trapping

Photograph obtained by Wyoming Untrapped
Provided by Wyoming Untrapped

The Game and Fish Department continues to search for a grizzly bear with a steel trap caught on its right foot. Someone photographed the bear walking near the Bridger-Teton Forest on May 31. 

The day after the blurry photograph was taken, someone alerted the Game and Fish Department of the injured bear. Dan Thompson, large carnivore section supervisor at the Department, said they quickly jumped into action. 

"Since then, we’ve been monitoring on a daily base both on the ground and with some flights . . . I flew over the area directly last week,” Thompson said. 

DaiRut

A family whose three St. Bernard dogs were killed in traps in Casper filed a claim this week with the Wyoming Game and Fish Department and other agencies, contending that the dogs were caught in “choker loop” traps on state lands where they say trapping is not allowed. 

Family attorney Gary Shockey says state regulations list other activities that are legal on state lands, but not trapping.  

Wyoming Game and Fish

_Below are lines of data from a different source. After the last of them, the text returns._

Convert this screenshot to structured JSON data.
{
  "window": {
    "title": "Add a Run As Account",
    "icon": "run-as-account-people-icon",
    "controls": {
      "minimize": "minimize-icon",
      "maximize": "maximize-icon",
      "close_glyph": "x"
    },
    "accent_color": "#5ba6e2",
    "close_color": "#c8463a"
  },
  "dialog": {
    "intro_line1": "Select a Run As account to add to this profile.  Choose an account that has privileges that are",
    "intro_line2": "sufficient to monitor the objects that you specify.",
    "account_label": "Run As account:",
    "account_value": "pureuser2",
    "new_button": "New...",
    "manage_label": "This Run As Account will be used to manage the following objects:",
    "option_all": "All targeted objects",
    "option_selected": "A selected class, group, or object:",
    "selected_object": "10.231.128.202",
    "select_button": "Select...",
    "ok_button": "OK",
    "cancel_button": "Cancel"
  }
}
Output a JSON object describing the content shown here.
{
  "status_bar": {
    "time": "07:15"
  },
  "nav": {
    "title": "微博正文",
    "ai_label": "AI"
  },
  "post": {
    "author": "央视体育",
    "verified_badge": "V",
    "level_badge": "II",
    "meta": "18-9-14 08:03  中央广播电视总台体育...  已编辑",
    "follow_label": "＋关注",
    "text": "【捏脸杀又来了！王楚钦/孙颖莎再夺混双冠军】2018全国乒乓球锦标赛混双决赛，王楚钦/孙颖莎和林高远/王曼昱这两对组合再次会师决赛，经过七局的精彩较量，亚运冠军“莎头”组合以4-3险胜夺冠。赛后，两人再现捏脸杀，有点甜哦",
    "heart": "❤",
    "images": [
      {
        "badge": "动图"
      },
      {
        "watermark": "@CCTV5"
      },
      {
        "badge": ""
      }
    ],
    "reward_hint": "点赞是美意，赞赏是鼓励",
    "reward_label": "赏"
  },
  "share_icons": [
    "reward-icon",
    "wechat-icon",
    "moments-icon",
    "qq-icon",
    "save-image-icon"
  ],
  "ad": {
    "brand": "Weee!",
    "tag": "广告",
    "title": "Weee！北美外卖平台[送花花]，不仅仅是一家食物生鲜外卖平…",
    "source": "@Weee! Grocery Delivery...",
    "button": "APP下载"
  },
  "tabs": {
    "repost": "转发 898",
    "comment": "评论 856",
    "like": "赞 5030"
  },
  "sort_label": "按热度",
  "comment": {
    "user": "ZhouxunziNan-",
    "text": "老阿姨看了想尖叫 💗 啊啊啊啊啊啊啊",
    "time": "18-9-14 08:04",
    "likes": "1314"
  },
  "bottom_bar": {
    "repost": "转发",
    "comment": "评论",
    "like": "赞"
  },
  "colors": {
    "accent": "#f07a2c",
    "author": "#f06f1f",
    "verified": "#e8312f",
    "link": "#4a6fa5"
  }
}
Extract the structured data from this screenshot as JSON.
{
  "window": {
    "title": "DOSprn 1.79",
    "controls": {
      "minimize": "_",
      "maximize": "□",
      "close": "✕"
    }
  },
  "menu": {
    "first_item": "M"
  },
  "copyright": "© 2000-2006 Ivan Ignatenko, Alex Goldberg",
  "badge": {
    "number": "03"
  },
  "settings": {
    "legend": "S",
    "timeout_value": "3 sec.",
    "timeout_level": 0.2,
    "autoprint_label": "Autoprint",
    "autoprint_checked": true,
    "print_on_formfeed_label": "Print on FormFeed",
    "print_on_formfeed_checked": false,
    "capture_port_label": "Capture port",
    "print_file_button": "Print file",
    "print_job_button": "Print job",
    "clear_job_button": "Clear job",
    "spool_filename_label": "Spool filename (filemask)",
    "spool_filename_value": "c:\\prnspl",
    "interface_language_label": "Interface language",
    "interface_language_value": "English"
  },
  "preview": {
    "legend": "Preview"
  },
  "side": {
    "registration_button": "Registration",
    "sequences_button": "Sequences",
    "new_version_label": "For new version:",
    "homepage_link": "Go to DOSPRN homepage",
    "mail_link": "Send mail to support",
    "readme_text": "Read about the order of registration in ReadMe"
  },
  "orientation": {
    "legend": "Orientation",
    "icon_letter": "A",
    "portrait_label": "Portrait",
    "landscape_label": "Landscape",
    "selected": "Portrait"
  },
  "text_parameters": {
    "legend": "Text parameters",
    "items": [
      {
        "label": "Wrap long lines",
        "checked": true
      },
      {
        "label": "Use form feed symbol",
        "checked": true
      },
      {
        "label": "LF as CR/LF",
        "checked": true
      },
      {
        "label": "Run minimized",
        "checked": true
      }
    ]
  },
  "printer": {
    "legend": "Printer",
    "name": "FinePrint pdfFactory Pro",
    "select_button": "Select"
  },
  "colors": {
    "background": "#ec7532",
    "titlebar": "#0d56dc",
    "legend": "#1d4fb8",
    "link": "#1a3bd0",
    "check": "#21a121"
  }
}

The wolverine is one of the most elusive animals in the wild… not the easiest beast to get on camera. But Wyoming Game and Fish successfully photographed one in the Gros Ventre Range this year, the first documented there since the species was trapped out of the state in the last century. Game and Fish Supervisor Zack Walker says the photograph came as a surprise.

“We were able to get a photograph of a wolverine in the Gros Ventre, which has not been documented before. So that was pretty exciting. And then we had a number of wolverines seen in five other locations in Wyoming.”

A local organization is calling for an overhaul of Wyoming’s trapping regulations, saying they haven't been updated since before the de-listing of wolves.

The group—called Wyoming Untrapped--says more people are setting traps since the de-listing of wolves, which are considered livestock predators. The increase has led to more pets caught in snares and leg holds.